The question of whether police need a warrant to affix a GPS tracking device to a suspect's vehicle has made it all the way to the Supreme Court, which begins hearing arguments today. A ruling is expected in the spring.

This case is important because some of the most profound questions relating to privacy in the 21st century turn directly on the handling of the information associated with mobile devices.

When you add in mobile phones, it's not only information on your location, but any information stored on your phone - contacts, emails, calendar info, personal notes, etc.

As pointed out in this article, legislation that is written keeps becoming obsolete very shortly after, if not before, it's passed.
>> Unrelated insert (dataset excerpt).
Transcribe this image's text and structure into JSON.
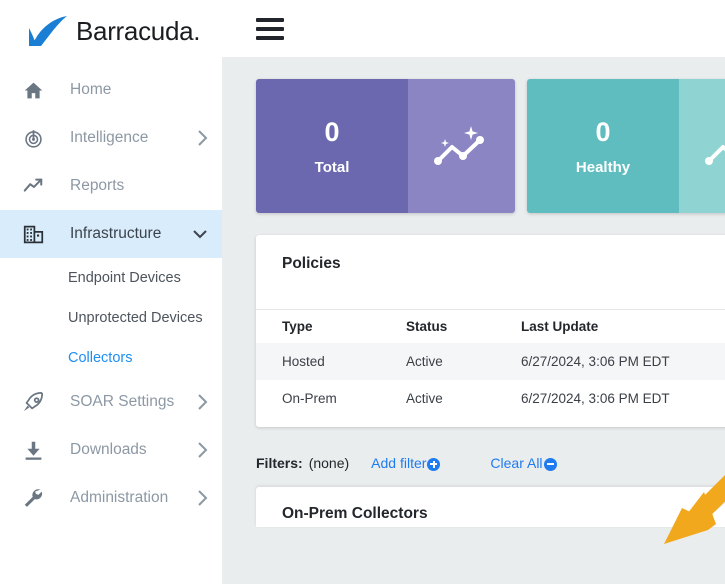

As anyone who has used the newest smartphones can attest, the Ohio State Supreme Court's 2009 statement that cell phones are "are still, in essence, phones, and thus they are distinguishable from laptop computers" now sounds quaint. The belief expressed in the October 2011 court ruling that cell site information only provides approximate location information is already becoming obsolete as wireless network providers continue to upgrade their networks with higher density, smaller cell sites to support increased data traffic. In areas of high population density, cell site information acquired using these emerging networks will often deliver location accuracy rivaling that of GPS.

I know the current makeup of the Supreme Court is 4 crazies to 5 sane people, but i still worry that we might be screwed somehow.

By min | November 8, 2011, 6:00 PM | Liberal Outrage


Don't be surprised if the Justices that you call crazies are the ones that rule against allowing warrant-less tracking. The conservatives on the court are generally true to their 'limited government power' philosophy. See here, for example.

not in the face of "terrorism". when that's the argument, they're usually for more govt intervention. i don't recall them doing anything about warrant-less wiretapping.